■ Work order
Filter these entries down to the lines that hold the word "name", and show each of them.

■ Records shown
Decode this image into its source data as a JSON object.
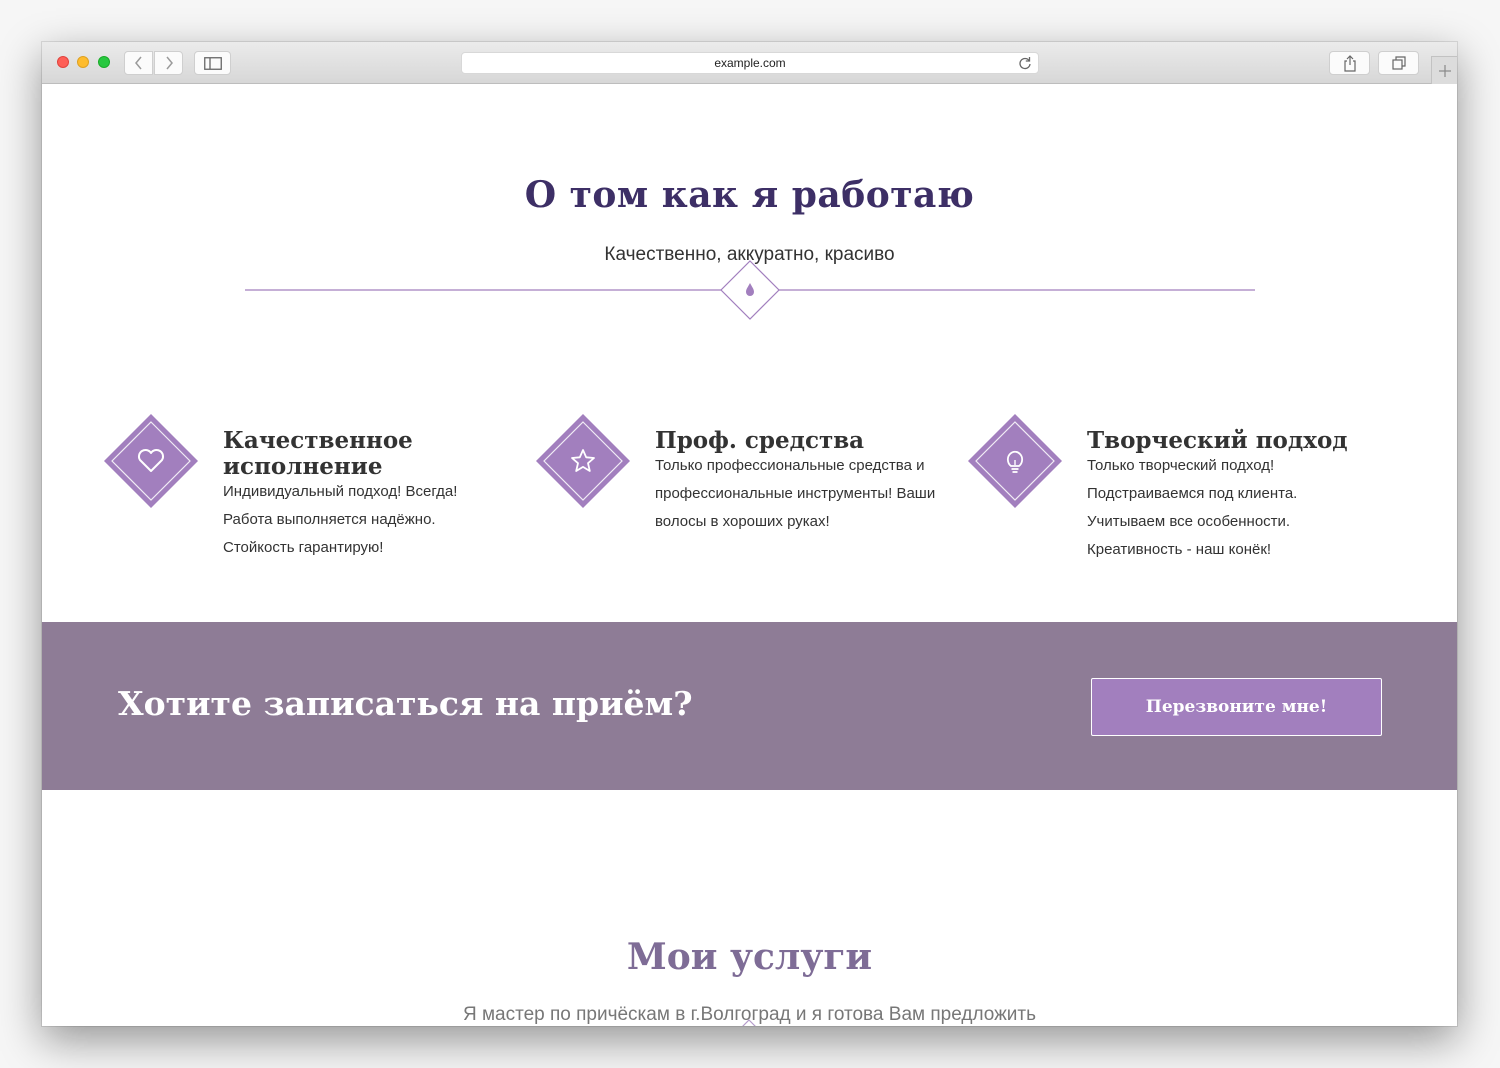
{
  "browser": {
    "url": "example.com"
  },
  "section1": {
    "title": "О том как я работаю",
    "subtitle": "Качественно, аккуратно, красиво",
    "divider_icon": "drop-icon"
  },
  "features": [
    {
      "icon": "heart-icon",
      "title": "Качественное исполнение",
      "text": [
        "Индивидуальный подход! Всегда!",
        "Работа выполняется надёжно.",
        "Стойкость гарантирую!"
      ]
    },
    {
      "icon": "star-icon",
      "title": "Проф. средства",
      "text": [
        "Только профессиональные средства и",
        "профессиональные инструменты! Ваши",
        "волосы в хороших руках!"
      ]
    },
    {
      "icon": "lightbulb-icon",
      "title": "Творческий подход",
      "text": [
        "Только творческий подход!",
        "Подстраиваемся под клиента.",
        "Учитываем все особенности.",
        "Креативность - наш конёк!"
      ]
    }
  ],
  "cta": {
    "title": "Хотите записаться на приём?",
    "button_label": "Перезвоните мне!"
  },
  "section2": {
    "title": "Мои услуги",
    "subtitle": "Я мастер по причёскам в г.Волгоград и я готова Вам предложить"
  },
  "colors": {
    "accent": "#a27fbe",
    "heading_dark": "#3d2f66",
    "cta_bg": "#8e7c96",
    "heading_muted": "#7e6c96"
  }
}
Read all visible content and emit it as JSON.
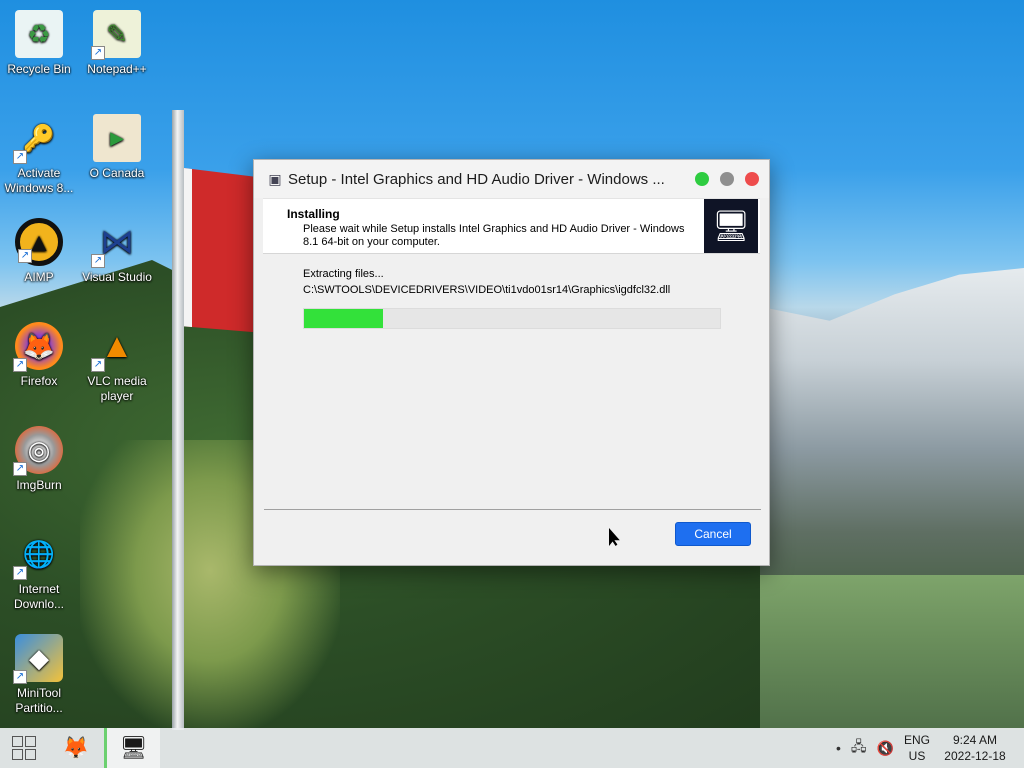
{
  "desktop_icons": [
    {
      "label": "Recycle Bin",
      "icon": "recycle-bin-icon",
      "glyph": "♻",
      "shortcut": false
    },
    {
      "label": "Notepad++",
      "icon": "notepad-plus-plus-icon",
      "glyph": "✎",
      "shortcut": true
    },
    {
      "label": "Activate Windows 8...",
      "icon": "key-shield-icon",
      "glyph": "🔑",
      "shortcut": true
    },
    {
      "label": "O Canada",
      "icon": "audio-file-icon",
      "glyph": "▶",
      "shortcut": false
    },
    {
      "label": "AIMP",
      "icon": "aimp-icon",
      "glyph": "▲",
      "shortcut": true
    },
    {
      "label": "Visual Studio",
      "icon": "visual-studio-icon",
      "glyph": "⋈",
      "shortcut": true
    },
    {
      "label": "Firefox",
      "icon": "firefox-icon",
      "glyph": "🦊",
      "shortcut": true
    },
    {
      "label": "VLC media player",
      "icon": "vlc-cone-icon",
      "glyph": "▲",
      "shortcut": true
    },
    {
      "label": "ImgBurn",
      "icon": "disc-burn-icon",
      "glyph": "◎",
      "shortcut": true
    },
    {
      "label": "Internet Downlo...",
      "icon": "internet-download-manager-icon",
      "glyph": "🌐",
      "shortcut": true
    },
    {
      "label": "MiniTool Partitio...",
      "icon": "minitool-partition-icon",
      "glyph": "◆",
      "shortcut": true
    }
  ],
  "dialog": {
    "title": "Setup - Intel Graphics and HD Audio Driver - Windows ...",
    "header_title": "Installing",
    "header_desc": "Please wait while Setup installs Intel Graphics and HD Audio Driver - Windows 8.1 64-bit on your computer.",
    "status_text": "Extracting files...",
    "file_path": "C:\\SWTOOLS\\DEVICEDRIVERS\\VIDEO\\ti1vdo01sr14\\Graphics\\igdfcl32.dll",
    "progress": 0.19,
    "cancel_label": "Cancel",
    "colors": {
      "close": "#ee4c4c",
      "minimize": "#8f8f8f",
      "maximize": "#2ecc40",
      "accent": "#1e6ff0",
      "progress": "#33e13a"
    }
  },
  "taskbar": {
    "apps": [
      {
        "name": "firefox-taskbar-icon",
        "glyph": "🦊"
      },
      {
        "name": "setup-taskbar-icon",
        "glyph": "🖥"
      }
    ],
    "tray": {
      "lang_top": "ENG",
      "lang_bottom": "US",
      "time": "9:24 AM",
      "date": "2022-12-18"
    }
  }
}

■ Response to the task
        "name": "firefox-taskbar-icon",
        "name": "setup-taskbar-icon",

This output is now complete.